- _EXERCISE DETAILS_: If a line of the material holds the string "укола", it counts; report the number of such lines alone.

((

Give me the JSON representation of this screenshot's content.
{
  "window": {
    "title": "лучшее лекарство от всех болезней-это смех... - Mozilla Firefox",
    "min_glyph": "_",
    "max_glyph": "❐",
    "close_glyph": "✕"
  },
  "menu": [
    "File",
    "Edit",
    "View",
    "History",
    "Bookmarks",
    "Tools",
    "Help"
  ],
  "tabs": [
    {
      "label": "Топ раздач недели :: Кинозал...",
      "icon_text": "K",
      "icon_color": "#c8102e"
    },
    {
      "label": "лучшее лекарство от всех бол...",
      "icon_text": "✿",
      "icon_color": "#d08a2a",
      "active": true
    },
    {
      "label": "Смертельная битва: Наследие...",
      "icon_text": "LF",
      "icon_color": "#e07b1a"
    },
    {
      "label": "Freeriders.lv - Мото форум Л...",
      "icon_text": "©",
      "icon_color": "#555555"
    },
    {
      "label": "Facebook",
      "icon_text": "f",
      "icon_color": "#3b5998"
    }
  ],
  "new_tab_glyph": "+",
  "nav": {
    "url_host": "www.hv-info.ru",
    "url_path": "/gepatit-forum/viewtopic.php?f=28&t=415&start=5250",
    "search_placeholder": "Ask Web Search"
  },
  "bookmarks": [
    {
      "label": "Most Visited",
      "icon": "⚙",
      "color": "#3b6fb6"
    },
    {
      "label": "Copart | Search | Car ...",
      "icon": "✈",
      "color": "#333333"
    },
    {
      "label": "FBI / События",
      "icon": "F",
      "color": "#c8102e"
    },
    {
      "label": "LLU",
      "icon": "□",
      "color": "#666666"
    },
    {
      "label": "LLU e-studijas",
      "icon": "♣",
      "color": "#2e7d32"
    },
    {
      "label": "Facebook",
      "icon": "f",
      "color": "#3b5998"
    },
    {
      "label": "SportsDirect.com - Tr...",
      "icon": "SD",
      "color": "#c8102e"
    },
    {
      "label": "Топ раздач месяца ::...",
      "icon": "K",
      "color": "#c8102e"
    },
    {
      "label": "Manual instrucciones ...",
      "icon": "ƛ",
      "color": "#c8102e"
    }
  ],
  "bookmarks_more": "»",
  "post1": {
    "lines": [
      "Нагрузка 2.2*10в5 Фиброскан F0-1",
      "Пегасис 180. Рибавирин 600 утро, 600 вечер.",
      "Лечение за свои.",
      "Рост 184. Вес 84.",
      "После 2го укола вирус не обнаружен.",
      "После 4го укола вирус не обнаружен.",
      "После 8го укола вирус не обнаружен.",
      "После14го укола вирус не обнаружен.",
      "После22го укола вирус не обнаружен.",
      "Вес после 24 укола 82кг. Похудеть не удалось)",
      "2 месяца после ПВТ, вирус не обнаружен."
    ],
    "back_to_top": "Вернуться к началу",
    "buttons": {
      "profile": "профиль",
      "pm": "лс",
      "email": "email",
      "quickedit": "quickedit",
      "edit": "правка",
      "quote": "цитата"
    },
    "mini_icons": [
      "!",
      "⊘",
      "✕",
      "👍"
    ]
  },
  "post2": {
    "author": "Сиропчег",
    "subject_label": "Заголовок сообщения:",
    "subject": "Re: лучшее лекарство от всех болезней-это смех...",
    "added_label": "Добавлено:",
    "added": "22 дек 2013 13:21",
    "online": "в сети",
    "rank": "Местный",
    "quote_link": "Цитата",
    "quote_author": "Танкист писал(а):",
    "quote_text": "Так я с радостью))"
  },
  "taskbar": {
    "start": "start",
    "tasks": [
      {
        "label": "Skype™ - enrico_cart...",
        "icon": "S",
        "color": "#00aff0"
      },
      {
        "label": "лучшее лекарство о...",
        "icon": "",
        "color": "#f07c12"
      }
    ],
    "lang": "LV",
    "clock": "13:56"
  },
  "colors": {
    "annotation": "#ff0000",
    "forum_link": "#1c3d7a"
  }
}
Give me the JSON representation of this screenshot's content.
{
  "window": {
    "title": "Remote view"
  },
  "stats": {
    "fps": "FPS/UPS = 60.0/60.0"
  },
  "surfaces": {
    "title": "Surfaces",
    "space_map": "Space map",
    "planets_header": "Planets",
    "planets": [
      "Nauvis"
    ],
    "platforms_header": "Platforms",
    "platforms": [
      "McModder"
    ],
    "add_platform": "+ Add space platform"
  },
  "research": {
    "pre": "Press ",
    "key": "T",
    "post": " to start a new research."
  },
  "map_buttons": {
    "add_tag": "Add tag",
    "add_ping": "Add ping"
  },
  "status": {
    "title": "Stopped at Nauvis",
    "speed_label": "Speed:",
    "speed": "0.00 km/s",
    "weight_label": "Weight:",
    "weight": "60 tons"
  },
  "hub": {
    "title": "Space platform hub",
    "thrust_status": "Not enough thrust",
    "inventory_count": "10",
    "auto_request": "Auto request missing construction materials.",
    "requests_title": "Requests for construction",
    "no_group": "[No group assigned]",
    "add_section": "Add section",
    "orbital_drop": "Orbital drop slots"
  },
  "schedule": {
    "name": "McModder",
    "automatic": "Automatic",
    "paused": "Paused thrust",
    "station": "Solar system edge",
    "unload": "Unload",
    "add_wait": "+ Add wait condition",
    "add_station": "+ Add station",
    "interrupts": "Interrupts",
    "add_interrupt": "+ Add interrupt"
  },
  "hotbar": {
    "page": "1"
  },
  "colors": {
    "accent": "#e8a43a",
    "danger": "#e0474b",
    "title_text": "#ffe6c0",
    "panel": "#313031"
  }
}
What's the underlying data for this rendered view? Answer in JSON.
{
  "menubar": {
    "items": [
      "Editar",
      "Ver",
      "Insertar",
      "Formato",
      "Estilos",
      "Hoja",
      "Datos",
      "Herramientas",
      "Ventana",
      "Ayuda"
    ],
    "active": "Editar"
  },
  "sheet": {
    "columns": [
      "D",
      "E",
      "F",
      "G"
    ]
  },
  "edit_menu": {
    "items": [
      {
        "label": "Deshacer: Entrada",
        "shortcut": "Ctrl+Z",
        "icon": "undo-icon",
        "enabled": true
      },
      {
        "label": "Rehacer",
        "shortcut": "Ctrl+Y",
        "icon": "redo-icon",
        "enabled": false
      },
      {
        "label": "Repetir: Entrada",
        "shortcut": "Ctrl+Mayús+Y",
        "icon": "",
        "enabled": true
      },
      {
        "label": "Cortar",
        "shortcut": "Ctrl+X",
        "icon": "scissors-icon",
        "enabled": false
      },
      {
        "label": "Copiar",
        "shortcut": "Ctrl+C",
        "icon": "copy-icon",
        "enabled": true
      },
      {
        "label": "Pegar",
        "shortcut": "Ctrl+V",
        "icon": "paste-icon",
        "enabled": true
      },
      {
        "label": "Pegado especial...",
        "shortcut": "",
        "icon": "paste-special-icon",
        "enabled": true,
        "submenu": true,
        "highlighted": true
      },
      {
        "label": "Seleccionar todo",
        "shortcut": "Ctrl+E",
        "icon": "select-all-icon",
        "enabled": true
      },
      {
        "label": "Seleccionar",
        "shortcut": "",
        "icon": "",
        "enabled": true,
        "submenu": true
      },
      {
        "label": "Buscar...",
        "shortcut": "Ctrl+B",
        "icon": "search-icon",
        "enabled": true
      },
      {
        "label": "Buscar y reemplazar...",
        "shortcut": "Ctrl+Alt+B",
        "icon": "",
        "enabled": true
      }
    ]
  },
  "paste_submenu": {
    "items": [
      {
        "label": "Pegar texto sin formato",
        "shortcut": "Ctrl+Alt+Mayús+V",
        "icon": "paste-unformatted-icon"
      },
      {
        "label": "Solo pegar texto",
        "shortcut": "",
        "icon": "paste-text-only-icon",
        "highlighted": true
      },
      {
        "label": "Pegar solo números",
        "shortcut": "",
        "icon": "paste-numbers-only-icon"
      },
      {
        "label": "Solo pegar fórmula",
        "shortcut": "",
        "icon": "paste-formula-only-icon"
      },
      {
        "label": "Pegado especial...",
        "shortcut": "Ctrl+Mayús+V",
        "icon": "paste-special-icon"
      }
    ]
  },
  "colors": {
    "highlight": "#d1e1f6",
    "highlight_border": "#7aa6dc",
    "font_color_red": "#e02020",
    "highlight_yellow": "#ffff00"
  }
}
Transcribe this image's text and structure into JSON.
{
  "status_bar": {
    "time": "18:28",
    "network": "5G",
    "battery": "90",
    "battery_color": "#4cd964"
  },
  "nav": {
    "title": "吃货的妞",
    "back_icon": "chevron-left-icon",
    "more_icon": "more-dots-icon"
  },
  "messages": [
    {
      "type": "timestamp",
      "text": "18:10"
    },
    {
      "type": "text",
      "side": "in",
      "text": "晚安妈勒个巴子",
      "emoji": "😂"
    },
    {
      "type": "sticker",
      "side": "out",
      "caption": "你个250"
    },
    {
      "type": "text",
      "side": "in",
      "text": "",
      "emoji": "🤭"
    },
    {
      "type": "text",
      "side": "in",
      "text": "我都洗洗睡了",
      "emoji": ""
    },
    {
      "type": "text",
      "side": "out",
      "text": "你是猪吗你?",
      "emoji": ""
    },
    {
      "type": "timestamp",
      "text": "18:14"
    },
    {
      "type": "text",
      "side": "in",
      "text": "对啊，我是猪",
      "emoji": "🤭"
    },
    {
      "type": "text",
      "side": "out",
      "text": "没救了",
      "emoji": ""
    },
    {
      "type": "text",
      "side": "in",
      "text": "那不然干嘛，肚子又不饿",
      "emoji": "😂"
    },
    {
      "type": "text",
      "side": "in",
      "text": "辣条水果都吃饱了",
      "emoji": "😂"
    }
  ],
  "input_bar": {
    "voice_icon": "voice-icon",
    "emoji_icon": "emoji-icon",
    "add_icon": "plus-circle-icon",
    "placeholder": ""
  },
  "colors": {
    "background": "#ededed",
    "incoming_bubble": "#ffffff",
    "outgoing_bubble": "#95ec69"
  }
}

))

- _ANSWER FOR THE TASK_: 6